Interface dataset entries:
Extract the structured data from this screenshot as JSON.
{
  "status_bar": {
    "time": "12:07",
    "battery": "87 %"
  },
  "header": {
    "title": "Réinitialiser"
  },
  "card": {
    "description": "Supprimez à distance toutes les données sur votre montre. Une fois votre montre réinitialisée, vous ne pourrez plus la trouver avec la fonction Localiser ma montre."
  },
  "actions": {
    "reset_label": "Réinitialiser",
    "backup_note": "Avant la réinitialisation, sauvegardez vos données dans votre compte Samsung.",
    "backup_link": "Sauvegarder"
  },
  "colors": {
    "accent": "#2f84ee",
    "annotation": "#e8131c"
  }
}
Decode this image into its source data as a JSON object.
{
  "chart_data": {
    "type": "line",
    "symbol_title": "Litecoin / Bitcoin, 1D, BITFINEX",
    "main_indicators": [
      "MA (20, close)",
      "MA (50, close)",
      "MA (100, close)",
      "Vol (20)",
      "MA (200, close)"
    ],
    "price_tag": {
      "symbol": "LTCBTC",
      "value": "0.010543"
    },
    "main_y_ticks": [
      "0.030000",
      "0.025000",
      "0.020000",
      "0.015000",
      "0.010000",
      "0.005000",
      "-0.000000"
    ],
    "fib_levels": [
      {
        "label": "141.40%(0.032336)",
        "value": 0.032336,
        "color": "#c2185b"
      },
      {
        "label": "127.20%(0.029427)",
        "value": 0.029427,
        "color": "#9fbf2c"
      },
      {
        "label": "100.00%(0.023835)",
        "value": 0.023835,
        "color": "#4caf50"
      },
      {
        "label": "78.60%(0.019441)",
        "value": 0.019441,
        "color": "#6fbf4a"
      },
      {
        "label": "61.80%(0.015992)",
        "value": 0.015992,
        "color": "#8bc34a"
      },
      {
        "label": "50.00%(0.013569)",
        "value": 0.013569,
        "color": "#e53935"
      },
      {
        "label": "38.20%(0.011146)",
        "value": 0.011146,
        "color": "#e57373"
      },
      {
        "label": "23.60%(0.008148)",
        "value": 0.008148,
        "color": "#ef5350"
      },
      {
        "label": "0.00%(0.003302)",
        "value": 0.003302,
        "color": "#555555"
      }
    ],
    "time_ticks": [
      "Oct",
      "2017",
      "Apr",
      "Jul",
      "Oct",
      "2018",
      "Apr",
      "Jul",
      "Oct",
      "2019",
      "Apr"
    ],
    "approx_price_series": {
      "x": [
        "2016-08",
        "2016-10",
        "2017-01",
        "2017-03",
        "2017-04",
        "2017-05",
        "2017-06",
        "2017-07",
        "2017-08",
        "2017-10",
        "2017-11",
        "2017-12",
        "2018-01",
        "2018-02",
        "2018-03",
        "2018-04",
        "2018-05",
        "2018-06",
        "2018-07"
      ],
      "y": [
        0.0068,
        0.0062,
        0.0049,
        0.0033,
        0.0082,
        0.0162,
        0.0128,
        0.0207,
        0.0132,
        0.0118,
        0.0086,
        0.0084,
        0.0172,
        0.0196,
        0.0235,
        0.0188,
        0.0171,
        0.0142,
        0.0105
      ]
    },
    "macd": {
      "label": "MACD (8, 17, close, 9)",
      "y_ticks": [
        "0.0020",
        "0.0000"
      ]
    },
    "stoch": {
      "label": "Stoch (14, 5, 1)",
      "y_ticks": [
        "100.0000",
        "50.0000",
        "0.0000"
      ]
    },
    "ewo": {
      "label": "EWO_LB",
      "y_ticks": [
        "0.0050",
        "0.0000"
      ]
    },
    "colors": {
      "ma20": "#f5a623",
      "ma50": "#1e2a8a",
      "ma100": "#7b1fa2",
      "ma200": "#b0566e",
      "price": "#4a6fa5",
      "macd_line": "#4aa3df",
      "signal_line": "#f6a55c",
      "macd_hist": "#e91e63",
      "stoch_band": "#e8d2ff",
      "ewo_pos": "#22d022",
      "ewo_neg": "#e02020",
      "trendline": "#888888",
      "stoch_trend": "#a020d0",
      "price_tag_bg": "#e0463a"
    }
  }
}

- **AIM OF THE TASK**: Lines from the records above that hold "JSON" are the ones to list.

- **EXERCISE OUTPUT**:
Extract the structured data from this screenshot as JSON.
Decode this image into its source data as a JSON object.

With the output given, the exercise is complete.